Pericardial Mesothelioma – affects the heartPericardial mesothelioma is the least frequent type of malignant mesothelioma. Only 5 to 15% of mesothelioma cases are pericardial mesothelioma.Pericardial mesothelioma is the least frequent type of malignant mesothelioma. Only 5 to 15% of mesothelioma cases are pericardial mesothelioma.
Pericardial mesothelioma affects the pericardium, a membrane structured by mesothelial cells that bound the heart and gives protection and support to this organ. The membrane consists of two disctinct layers - an outer layer called the parietal layer (called the heart sac or theca cordis), and an inner layer known as the visceral layer (called the epicardium). The parietal layer is part of a larger membrane that lines the entire chest cavity, while the visceral layer is the pericardial membrane that lines the heart.
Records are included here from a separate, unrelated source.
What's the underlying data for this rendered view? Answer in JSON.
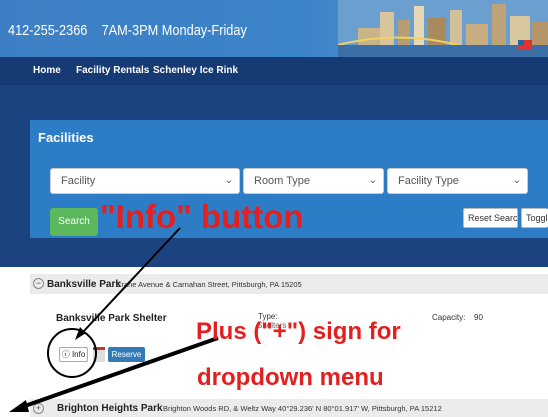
{
  "header": {
    "phone": "412-255-2366",
    "hours": "7AM-3PM Monday-Friday"
  },
  "nav": {
    "items": [
      {
        "label": "Home"
      },
      {
        "label": "Facility Rentals"
      },
      {
        "label": "Schenley Ice Rink"
      }
    ]
  },
  "facilities_panel": {
    "title": "Facilities",
    "filters": [
      {
        "selected": "Facility"
      },
      {
        "selected": "Room Type"
      },
      {
        "selected": "Facility Type"
      }
    ],
    "search_label": "Search",
    "reset_label": "Reset Search",
    "toggle_label": "Toggle"
  },
  "results": [
    {
      "park_name": "Banksville Park",
      "address": "Crane Avenue & Carnahan Street, Pittsburgh, PA 15205",
      "facility": {
        "name": "Banksville Park Shelter",
        "type_label": "Type:",
        "type_value": "Shelters",
        "capacity_label": "Capacity:",
        "capacity_value": "90",
        "info_label": "Info",
        "reserve_label": "Reserve"
      }
    },
    {
      "park_name": "Brighton Heights Park",
      "address": "Brighton Woods RD, & Weltz Way 40°29.236' N 80°01.917' W, Pittsburgh, PA 15212"
    }
  ],
  "annotations": {
    "info_button": "\"Info\" button",
    "plus_line1": "Plus (\"+\") sign for",
    "plus_line2": "dropdown menu"
  },
  "colors": {
    "topbar": "#3c84c9",
    "navbar": "#163a73",
    "panel": "#2d7dc6",
    "search_button": "#5cb85c",
    "reserve_button": "#337ab7",
    "annotation": "#e41f1f"
  }
}
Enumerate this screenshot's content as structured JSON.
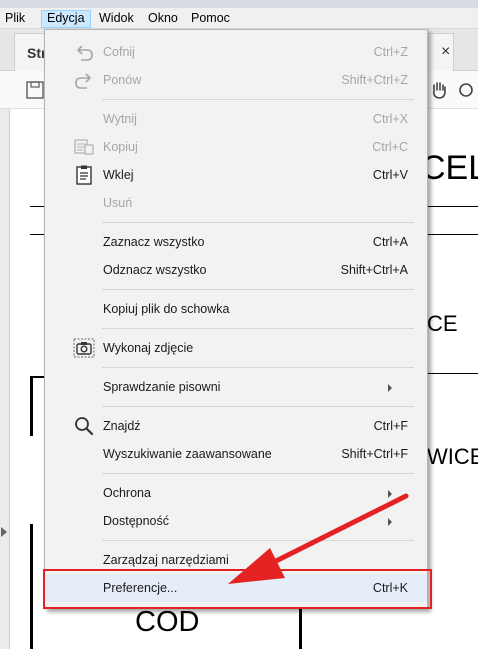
{
  "menubar": {
    "items": [
      "Plik",
      "Edycja",
      "Widok",
      "Okno",
      "Pomoc"
    ],
    "active": "Edycja"
  },
  "document_tab": {
    "label": "Str",
    "close": "×"
  },
  "document_text": [
    "CEL",
    "CE",
    "WICE",
    "COD"
  ],
  "menu": {
    "undo": {
      "label": "Cofnij",
      "shortcut": "Ctrl+Z"
    },
    "redo": {
      "label": "Ponów",
      "shortcut": "Shift+Ctrl+Z"
    },
    "cut": {
      "label": "Wytnij",
      "shortcut": "Ctrl+X"
    },
    "copy": {
      "label": "Kopiuj",
      "shortcut": "Ctrl+C"
    },
    "paste": {
      "label": "Wklej",
      "shortcut": "Ctrl+V"
    },
    "delete": {
      "label": "Usuń",
      "shortcut": ""
    },
    "select_all": {
      "label": "Zaznacz wszystko",
      "shortcut": "Ctrl+A"
    },
    "deselect_all": {
      "label": "Odznacz wszystko",
      "shortcut": "Shift+Ctrl+A"
    },
    "copy_file": {
      "label": "Kopiuj plik do schowka",
      "shortcut": ""
    },
    "snapshot": {
      "label": "Wykonaj zdjęcie",
      "shortcut": ""
    },
    "spellcheck": {
      "label": "Sprawdzanie pisowni",
      "shortcut": ""
    },
    "find": {
      "label": "Znajdź",
      "shortcut": "Ctrl+F"
    },
    "advanced_search": {
      "label": "Wyszukiwanie zaawansowane",
      "shortcut": "Shift+Ctrl+F"
    },
    "protection": {
      "label": "Ochrona",
      "shortcut": ""
    },
    "accessibility": {
      "label": "Dostępność",
      "shortcut": ""
    },
    "manage_tools": {
      "label": "Zarządzaj narzędziami",
      "shortcut": ""
    },
    "preferences": {
      "label": "Preferencje...",
      "shortcut": "Ctrl+K"
    }
  },
  "annotation": {
    "color": "#e52222",
    "highlighted_item": "Preferencje..."
  }
}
It was already discovered long ago that pleural mesothelioma, which affects the lining of the lungs, is caused by inhalation of asbestos fibers. Nevertheless, doctors and scientists still cannot explain very well the way in which asbestos triggers the development of pericardial mesothelioma.
Some experts consider that inhaled asbestos fibers pass through via the bloodstream from the lungs to the heart. Nonetheless, there is no conclusive proof to support such theory.
What is discovered is that asbestos fibers somehow turn out to be lodged in the pericardial membranes that envelopes the heart. Once this happens, the body undergoes severe difficulty in removing the asbestos fibers and they are able to remain stuck in the membranes. Over a long interval of time, usually twenty years or even more, the asbestos fibers cause the cells of the pericardium to experience changes that can result in cancer.
When cells turn out to be cancerous they start to divide more quickly, without the control that orders the growth cycles of normal and healthy cells.When these malignant pericardial mesothelioma cells keep on growing, they develop to thicken the pericardial membranes, and finally cause tumors to grow. The alteration in this membrane is followed by the build-up of fluid between the pericardial layers, which combined with the layer thickening and eventually the heart gets pressured.